Human Subjects Research
Consent/Assent Process for Minors
Minor children (under age 18) cannot give legally valid informed consent. Consent must be obtained from the legal parents or court-appointed guardian of the child. When the child is old enough to understand what is being asked of them, the child's agreement to participate should be sought.
A child's agreement to participate is called an ‘assent,' and is documented with an ‘assent form.' This is a child-friendly document that outlines the essential information about the research. All children 8 years through 17 years old should be given an opportunity to assent. Most children 8 and over have the cognitive and emotional maturity to understand a research project and to decide whether they want to participate in it. Some children under the age of 8 may also be able to grant and withhold assent, and the IRB asks researchers to be sensitive to the needs of these children on an individual basis.
Researchers should draft a document that is age-appropriate and study-specific, taking into account the typical child's experience and level of understanding, and composing a document that treats the child respectfully and conveys the essential information about the study. Whether or not a signed assent form is used, the educational process of obtaining a minor's consent should:
- tell why the study is being conducted;
- describe what will happen and for how long or how often;
- explain if it will hurt and for how long and how often;
- describe any good things that might happen;

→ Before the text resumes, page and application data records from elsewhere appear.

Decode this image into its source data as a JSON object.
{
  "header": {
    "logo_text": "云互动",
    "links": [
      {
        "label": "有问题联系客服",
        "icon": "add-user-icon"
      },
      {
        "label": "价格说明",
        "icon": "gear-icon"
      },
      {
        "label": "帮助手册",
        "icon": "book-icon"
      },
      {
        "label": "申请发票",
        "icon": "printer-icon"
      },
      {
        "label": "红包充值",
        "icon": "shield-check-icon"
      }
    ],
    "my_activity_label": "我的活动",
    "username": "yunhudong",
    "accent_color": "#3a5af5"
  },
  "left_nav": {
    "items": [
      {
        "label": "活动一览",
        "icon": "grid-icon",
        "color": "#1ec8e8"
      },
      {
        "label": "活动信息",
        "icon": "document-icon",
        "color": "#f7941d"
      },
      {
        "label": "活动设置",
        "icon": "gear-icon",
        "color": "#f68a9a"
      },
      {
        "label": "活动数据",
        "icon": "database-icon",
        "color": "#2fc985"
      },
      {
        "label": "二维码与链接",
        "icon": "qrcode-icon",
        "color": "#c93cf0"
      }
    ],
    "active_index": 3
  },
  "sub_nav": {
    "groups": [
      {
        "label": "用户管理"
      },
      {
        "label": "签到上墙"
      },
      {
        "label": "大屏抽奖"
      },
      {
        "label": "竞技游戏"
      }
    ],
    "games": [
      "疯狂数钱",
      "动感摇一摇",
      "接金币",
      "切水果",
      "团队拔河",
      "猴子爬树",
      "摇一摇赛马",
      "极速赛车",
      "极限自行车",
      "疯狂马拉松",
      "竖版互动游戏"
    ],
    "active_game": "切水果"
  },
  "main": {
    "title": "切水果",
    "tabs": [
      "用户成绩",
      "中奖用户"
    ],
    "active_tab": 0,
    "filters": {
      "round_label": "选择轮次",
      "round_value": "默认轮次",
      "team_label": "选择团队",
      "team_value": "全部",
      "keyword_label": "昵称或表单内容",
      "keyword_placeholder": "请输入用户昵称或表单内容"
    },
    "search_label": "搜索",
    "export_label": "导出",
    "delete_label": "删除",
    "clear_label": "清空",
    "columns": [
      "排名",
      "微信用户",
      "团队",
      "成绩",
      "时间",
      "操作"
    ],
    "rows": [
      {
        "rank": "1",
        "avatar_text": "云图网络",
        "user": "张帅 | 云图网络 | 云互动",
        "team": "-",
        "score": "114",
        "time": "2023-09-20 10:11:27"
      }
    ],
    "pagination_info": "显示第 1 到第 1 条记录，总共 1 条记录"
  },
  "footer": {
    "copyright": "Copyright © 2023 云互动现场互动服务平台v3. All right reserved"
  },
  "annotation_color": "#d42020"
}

- say what the child's other choices are;
- say it's up to the child to participate and that it is okay to say no; and
- ask for questions